Greer: OK, well, let's close with our desert island question. And Jason, it's just you on the desert island. And you've got these stocks, and you've got to decide, if you're going to buy one of these stocks and own it for the next five years, which one are you buying? We've got Walmart, Amazon, Comcast, Disney, or Ralph Lauren.
Moser: Well, I mean, I'd have to eliminate Ralph Lauren, because I never want to commit myself for five years with any retail stock. Man, I think I'd have to go with Disney. I think that you've just got too many projects coming to the surface here, too many ways to win. Just, man, Disney is a beast, and I think it's just going to keep on winning for a long time.
Greer: Disney over Amazon?
Greer: Wow! That surprises me.
Moser: Well, you know, I look at Amazon and I just kind of wonder, how much bigger is this thing going to get in the near term? I mean, I think the market's giving it a lot of credit today. I mean, I own shares. I'm not regretting that whatsoever, and I'm going to hang on to them. Ironically, I don't personally own shares of Disney. Now, my daughters do. But maybe this Hulu deal is what lights a fire and gets me to buy a couple of shares.
Greer: OK, well, as always, people on the show may have interest in the stocks they talk about, and The Motley Fool may have formal recommendations for or against, so don't buy or sell stocks based solely on what you hear.
Now, before we go, iconic singer and actress Doris Day died on Monday at the age of 97. Dan Boyd, you give me a hard time about my fascination with the 1970s. Is that fair? Is that fair?
Dan Boyd: Yes, Mac, that is fair.
Greer: OK. And I will say that it's deserved, because I am obsessed with the '70s. But I also want to say that Doris Day was an icon long before the 1970s. She was huge! Singing and acting. Dan Boyd, what do you know about Doris Day?
Boyd: Absolutely nothing!
Greer: OK. That's what I was afraid of. So, as we wrap up here, we're going to start your Doris Day education with probably her best-known song. I want to preface this. I want to ask you a question. Are you OK with melancholy?
Boyd: [laughs] Well, I should hope so. I've had plenty of it in my life so far.
Greer: OK. Because this is a happy melody, but there's some melancholy here. So just roll with it and let it just wash over you.
Boyd: If I made a joke about Mellon Collie and the Infinite Sadness, would you get it?
Moser: Oh, I totally get it.
Greer: Is that Smashing Pumpkins?
Boyd: Yes, it is!
Greer: All right!
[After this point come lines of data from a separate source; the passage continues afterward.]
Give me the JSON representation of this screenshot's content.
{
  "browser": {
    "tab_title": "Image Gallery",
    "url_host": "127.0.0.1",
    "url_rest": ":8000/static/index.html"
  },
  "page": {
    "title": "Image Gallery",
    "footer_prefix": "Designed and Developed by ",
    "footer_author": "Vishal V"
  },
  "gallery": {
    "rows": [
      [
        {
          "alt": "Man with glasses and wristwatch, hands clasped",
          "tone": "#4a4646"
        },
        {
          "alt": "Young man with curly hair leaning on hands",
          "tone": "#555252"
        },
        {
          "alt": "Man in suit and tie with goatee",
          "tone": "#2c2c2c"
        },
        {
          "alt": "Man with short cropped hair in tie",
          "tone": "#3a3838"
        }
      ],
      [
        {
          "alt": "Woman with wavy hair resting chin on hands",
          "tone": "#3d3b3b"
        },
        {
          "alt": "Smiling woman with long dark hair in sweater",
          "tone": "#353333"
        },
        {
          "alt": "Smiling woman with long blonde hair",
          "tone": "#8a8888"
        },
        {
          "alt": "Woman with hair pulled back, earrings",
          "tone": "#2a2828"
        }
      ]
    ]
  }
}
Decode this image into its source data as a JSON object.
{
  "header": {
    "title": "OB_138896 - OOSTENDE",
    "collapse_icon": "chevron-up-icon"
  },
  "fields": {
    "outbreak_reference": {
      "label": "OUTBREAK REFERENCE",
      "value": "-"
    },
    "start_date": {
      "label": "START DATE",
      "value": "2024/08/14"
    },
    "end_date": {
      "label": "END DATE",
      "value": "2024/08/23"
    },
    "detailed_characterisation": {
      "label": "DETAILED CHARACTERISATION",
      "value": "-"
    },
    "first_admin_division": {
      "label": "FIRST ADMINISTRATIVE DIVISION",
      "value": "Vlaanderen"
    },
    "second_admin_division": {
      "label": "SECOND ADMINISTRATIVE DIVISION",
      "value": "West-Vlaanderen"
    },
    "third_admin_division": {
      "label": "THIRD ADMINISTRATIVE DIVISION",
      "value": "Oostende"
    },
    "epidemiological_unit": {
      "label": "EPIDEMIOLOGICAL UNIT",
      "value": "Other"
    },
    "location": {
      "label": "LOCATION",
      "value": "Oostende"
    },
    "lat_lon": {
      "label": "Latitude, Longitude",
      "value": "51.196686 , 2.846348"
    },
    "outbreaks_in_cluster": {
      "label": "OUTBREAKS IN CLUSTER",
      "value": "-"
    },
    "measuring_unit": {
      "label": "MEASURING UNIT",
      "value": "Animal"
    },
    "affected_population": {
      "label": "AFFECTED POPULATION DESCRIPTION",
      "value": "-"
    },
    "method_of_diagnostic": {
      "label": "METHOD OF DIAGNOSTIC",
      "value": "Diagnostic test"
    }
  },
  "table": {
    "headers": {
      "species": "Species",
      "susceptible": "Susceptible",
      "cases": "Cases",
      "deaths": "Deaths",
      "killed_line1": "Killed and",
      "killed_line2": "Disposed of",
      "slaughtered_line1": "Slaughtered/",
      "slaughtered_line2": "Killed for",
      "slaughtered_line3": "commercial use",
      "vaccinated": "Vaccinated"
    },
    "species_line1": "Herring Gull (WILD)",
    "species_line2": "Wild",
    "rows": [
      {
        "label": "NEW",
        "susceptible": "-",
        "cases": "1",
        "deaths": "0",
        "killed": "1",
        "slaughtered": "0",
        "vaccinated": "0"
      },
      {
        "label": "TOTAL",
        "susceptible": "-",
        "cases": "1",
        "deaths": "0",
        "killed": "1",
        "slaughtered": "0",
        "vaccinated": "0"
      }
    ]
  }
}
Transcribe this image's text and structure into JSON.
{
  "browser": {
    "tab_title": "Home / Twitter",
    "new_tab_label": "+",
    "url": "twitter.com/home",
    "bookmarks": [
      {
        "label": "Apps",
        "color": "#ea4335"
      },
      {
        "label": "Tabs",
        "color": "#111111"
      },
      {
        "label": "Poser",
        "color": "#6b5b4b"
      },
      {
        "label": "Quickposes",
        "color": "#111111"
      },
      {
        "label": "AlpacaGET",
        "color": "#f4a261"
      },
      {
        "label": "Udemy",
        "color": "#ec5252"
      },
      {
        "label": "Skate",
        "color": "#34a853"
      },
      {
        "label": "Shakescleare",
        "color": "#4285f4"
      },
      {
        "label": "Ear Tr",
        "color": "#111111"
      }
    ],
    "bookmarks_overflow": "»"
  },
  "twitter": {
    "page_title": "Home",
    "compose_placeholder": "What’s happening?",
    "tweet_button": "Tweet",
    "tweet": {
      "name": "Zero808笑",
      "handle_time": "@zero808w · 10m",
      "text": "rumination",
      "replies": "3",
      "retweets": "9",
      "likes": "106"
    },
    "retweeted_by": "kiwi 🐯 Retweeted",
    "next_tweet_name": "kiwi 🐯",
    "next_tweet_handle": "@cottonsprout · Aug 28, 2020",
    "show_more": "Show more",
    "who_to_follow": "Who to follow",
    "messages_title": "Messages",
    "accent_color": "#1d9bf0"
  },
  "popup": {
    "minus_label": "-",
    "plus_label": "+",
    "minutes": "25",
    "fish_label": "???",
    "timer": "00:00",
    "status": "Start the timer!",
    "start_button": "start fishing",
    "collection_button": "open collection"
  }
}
That's not even 1970s! OK. Dan Boyd, play us out! Jason Moser, thanks for joining me! That's it for this edition of MarketFoolery! The show is mixed by Dan Boyd. I'm Mac Greer. Thanks for listening! We'll see you tomorrow!
[Doris Day singing "Que Sera Sera"]
John Mackey, CEO of Whole Foods Market, an Amazon subsidiary, is a member of The Motley Fool's board of directors. Jason Moser owns shares of Amazon, NKE, UAA, UA, and Walt Disney. Mac Greer owns shares of Amazon, NFLX, and Walt Disney. The Motley Fool owns shares of and recommends Amazon, FDX, NFLX, NKE, UAA, UA, and Walt Disney. The Motley Fool recommends CMCSA. The Motley Fool has a disclosure policy.